Exercise => Set down the whole listing below exactly, without pictures.
START Records supplied
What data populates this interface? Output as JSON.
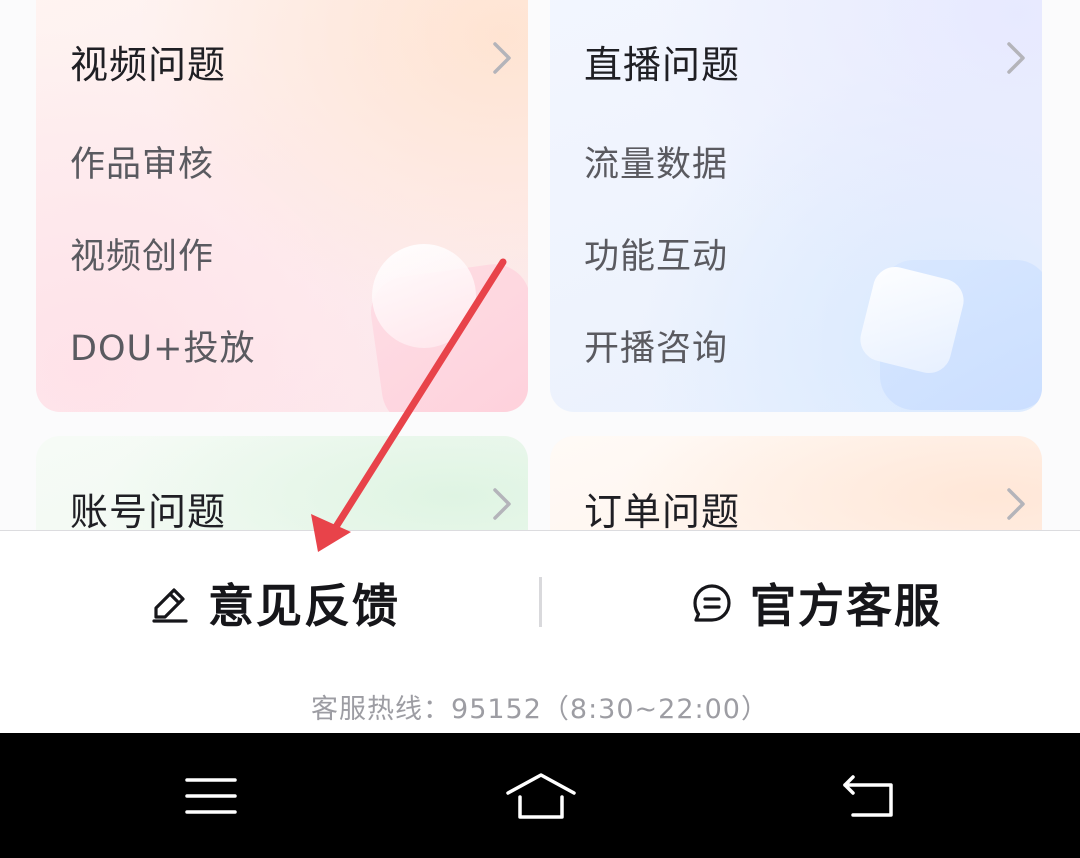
{
  "categories": [
    {
      "title": "视频问题",
      "items": [
        "作品审核",
        "视频创作",
        "DOU+投放"
      ]
    },
    {
      "title": "直播问题",
      "items": [
        "流量数据",
        "功能互动",
        "开播咨询"
      ]
    },
    {
      "title": "账号问题",
      "items": []
    },
    {
      "title": "订单问题",
      "items": []
    }
  ],
  "actions": {
    "feedback_label": "意见反馈",
    "service_label": "官方客服"
  },
  "hotline": "客服热线：95152（8:30~22:00）",
  "icons": {
    "feedback": "pencil-icon",
    "service": "chat-bubble-icon",
    "category_arrow": "chevron-right-icon",
    "nav_menu": "menu-icon",
    "nav_home": "home-icon",
    "nav_back": "back-icon"
  },
  "colors": {
    "annotation_arrow": "#e8434a",
    "title_text": "#1f1f24",
    "sub_text": "#5a5a60",
    "hotline_text": "#9d9da3",
    "nav_bar": "#000000"
  }
}
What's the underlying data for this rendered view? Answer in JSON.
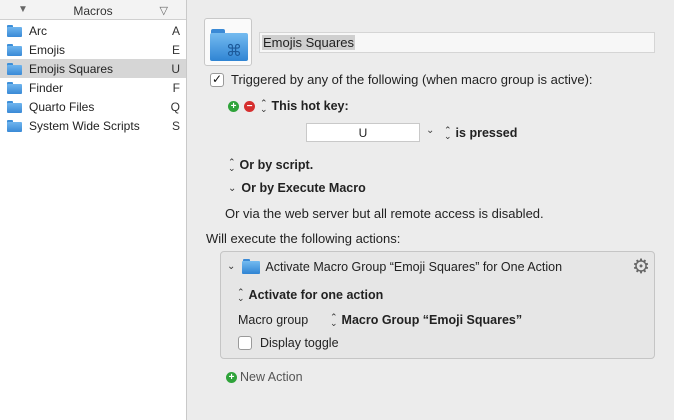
{
  "sidebar": {
    "title": "Macros",
    "items": [
      {
        "name": "Arc",
        "key": "A",
        "selected": false
      },
      {
        "name": "Emojis",
        "key": "E",
        "selected": false
      },
      {
        "name": "Emojis Squares",
        "key": "U",
        "selected": true
      },
      {
        "name": "Finder",
        "key": "F",
        "selected": false
      },
      {
        "name": "Quarto Files",
        "key": "Q",
        "selected": false
      },
      {
        "name": "System Wide Scripts",
        "key": "S",
        "selected": false
      }
    ]
  },
  "group": {
    "name": "Emojis Squares",
    "triggered_label": "Triggered by any of the following (when macro group is active):",
    "triggered_checked": true,
    "hotkey_label": "This hot key:",
    "hotkey_value": "U",
    "hotkey_state": "is pressed",
    "or_script": "Or by script.",
    "or_execute": "Or by Execute Macro",
    "webserver_note": "Or via the web server but all remote access is disabled.",
    "will_execute": "Will execute the following actions:"
  },
  "action": {
    "title": "Activate Macro Group “Emoji Squares” for One Action",
    "mode": "Activate for one action",
    "group_label": "Macro group",
    "group_value": "Macro Group “Emoji Squares”",
    "toggle_label": "Display toggle",
    "toggle_checked": false
  },
  "new_action_label": "New Action",
  "colors": {
    "accent_blue": "#3a8ad6",
    "add_green": "#2fa33a",
    "remove_red": "#d62f2f",
    "selected_row": "#d6d6d6"
  }
}
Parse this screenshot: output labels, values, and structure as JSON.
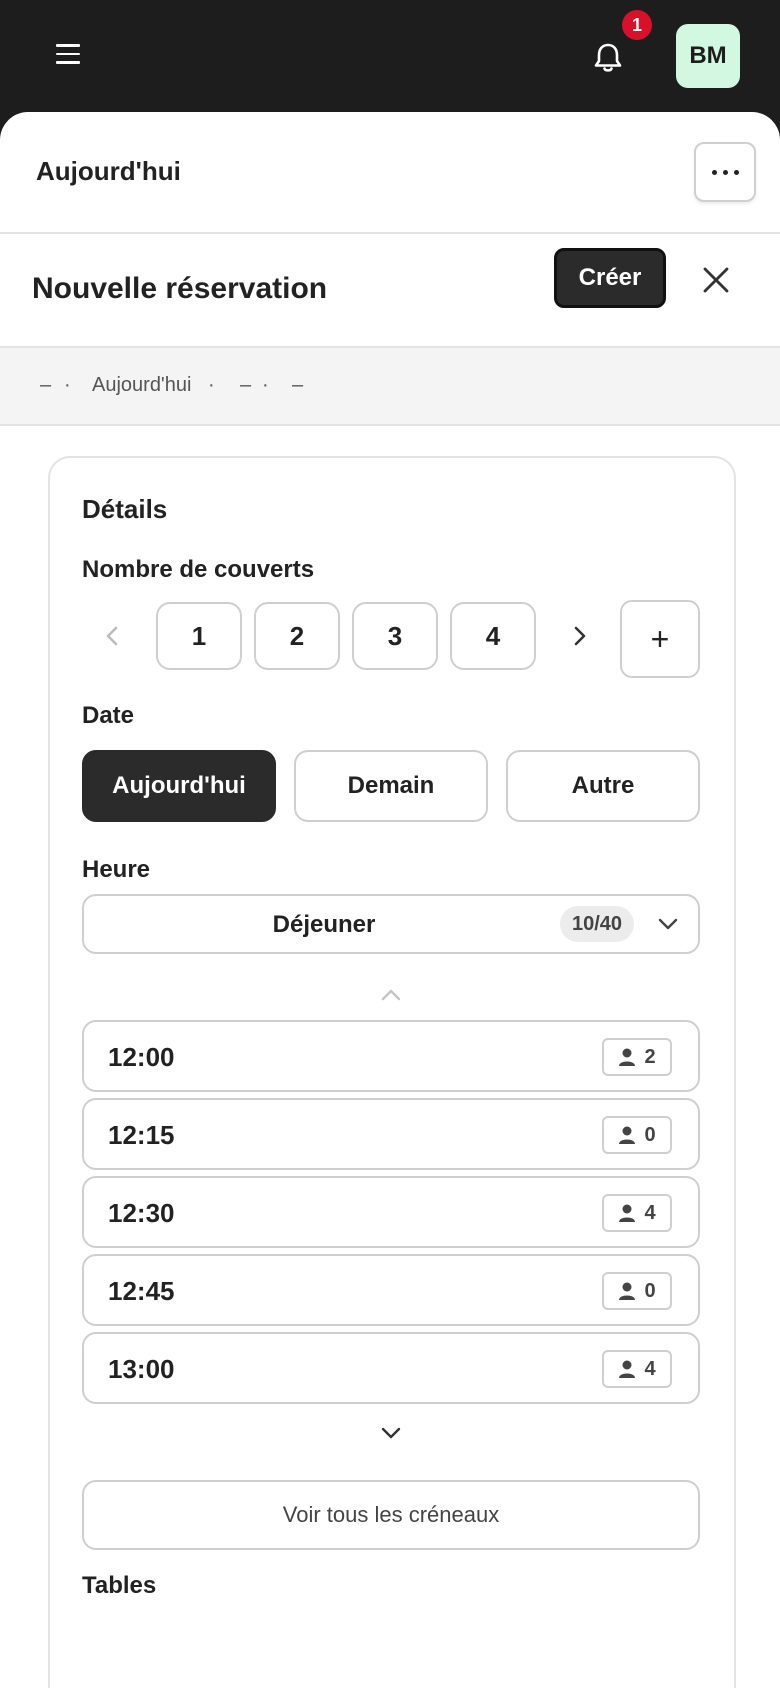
{
  "topbar": {
    "notifications_count": "1",
    "avatar_initials": "BM",
    "colors": {
      "bar": "#1d1d1d",
      "badge": "#d9102a",
      "avatar_bg": "#d3f8e2"
    }
  },
  "day_header": {
    "title": "Aujourd'hui"
  },
  "reservation_header": {
    "title": "Nouvelle réservation",
    "create_label": "Créer"
  },
  "summary": {
    "dash1": "–",
    "dot1": "·",
    "day": "Aujourd'hui",
    "dot2": "·",
    "dash2": "–",
    "dot3": "·",
    "dash3": "–"
  },
  "details": {
    "title": "Détails",
    "covers_label": "Nombre de couverts",
    "covers": [
      "1",
      "2",
      "3",
      "4"
    ],
    "plus_label": "+",
    "date_label": "Date",
    "date_options": [
      "Aujourd'hui",
      "Demain",
      "Autre"
    ],
    "date_selected": "Aujourd'hui",
    "time_label": "Heure",
    "meal": {
      "name": "Déjeuner",
      "count": "10/40"
    },
    "slots": [
      {
        "time": "12:00",
        "guests": "2"
      },
      {
        "time": "12:15",
        "guests": "0"
      },
      {
        "time": "12:30",
        "guests": "4"
      },
      {
        "time": "12:45",
        "guests": "0"
      },
      {
        "time": "13:00",
        "guests": "4"
      }
    ],
    "see_all_label": "Voir tous les créneaux",
    "tables_label": "Tables"
  }
}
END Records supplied
Task output =>
What data populates this interface? Output as JSON.
{
  "categories": [
    {
      "title": "视频问题",
      "items": [
        "作品审核",
        "视频创作",
        "DOU+投放"
      ]
    },
    {
      "title": "直播问题",
      "items": [
        "流量数据",
        "功能互动",
        "开播咨询"
      ]
    },
    {
      "title": "账号问题",
      "items": []
    },
    {
      "title": "订单问题",
      "items": []
    }
  ],
  "actions": {
    "feedback_label": "意见反馈",
    "service_label": "官方客服"
  },
  "hotline": "客服热线：95152（8:30~22:00）",
  "icons": {
    "feedback": "pencil-icon",
    "service": "chat-bubble-icon",
    "category_arrow": "chevron-right-icon",
    "nav_menu": "menu-icon",
    "nav_home": "home-icon",
    "nav_back": "back-icon"
  },
  "colors": {
    "annotation_arrow": "#e8434a",
    "title_text": "#1f1f24",
    "sub_text": "#5a5a60",
    "hotline_text": "#9d9da3",
    "nav_bar": "#000000"
  }
}
What's the underlying data for this rendered view? Answer in JSON.
{
  "sidebar": {
    "title": "Macros",
    "items": [
      {
        "name": "Arc",
        "key": "A",
        "selected": false
      },
      {
        "name": "Emojis",
        "key": "E",
        "selected": false
      },
      {
        "name": "Emojis Squares",
        "key": "U",
        "selected": true
      },
      {
        "name": "Finder",
        "key": "F",
        "selected": false
      },
      {
        "name": "Quarto Files",
        "key": "Q",
        "selected": false
      },
      {
        "name": "System Wide Scripts",
        "key": "S",
        "selected": false
      }
    ]
  },
  "group": {
    "name": "Emojis Squares",
    "triggered_label": "Triggered by any of the following (when macro group is active):",
    "triggered_checked": true,
    "hotkey_label": "This hot key:",
    "hotkey_value": "U",
    "hotkey_state": "is pressed",
    "or_script": "Or by script.",
    "or_execute": "Or by Execute Macro",
    "webserver_note": "Or via the web server but all remote access is disabled.",
    "will_execute": "Will execute the following actions:"
  },
  "action": {
    "title": "Activate Macro Group “Emoji Squares” for One Action",
    "mode": "Activate for one action",
    "group_label": "Macro group",
    "group_value": "Macro Group “Emoji Squares”",
    "toggle_label": "Display toggle",
    "toggle_checked": false
  },
  "new_action_label": "New Action",
  "colors": {
    "accent_blue": "#3a8ad6",
    "add_green": "#2fa33a",
    "remove_red": "#d62f2f",
    "selected_row": "#d6d6d6"
  }
}
Parse this screenshot: output labels, values, and structure as JSON.
{
  "topbar": {
    "notifications_count": "1",
    "avatar_initials": "BM",
    "colors": {
      "bar": "#1d1d1d",
      "badge": "#d9102a",
      "avatar_bg": "#d3f8e2"
    }
  },
  "day_header": {
    "title": "Aujourd'hui"
  },
  "reservation_header": {
    "title": "Nouvelle réservation",
    "create_label": "Créer"
  },
  "summary": {
    "dash1": "–",
    "dot1": "·",
    "day": "Aujourd'hui",
    "dot2": "·",
    "dash2": "–",
    "dot3": "·",
    "dash3": "–"
  },
  "details": {
    "title": "Détails",
    "covers_label": "Nombre de couverts",
    "covers": [
      "1",
      "2",
      "3",
      "4"
    ],
    "plus_label": "+",
    "date_label": "Date",
    "date_options": [
      "Aujourd'hui",
      "Demain",
      "Autre"
    ],
    "date_selected": "Aujourd'hui",
    "time_label": "Heure",
    "meal": {
      "name": "Déjeuner",
      "count": "10/40"
    },
    "slots": [
      {
        "time": "12:00",
        "guests": "2"
      },
      {
        "time": "12:15",
        "guests": "0"
      },
      {
        "time": "12:30",
        "guests": "4"
      },
      {
        "time": "12:45",
        "guests": "0"
      },
      {
        "time": "13:00",
        "guests": "4"
      }
    ],
    "see_all_label": "Voir tous les créneaux",
    "tables_label": "Tables"
  }
}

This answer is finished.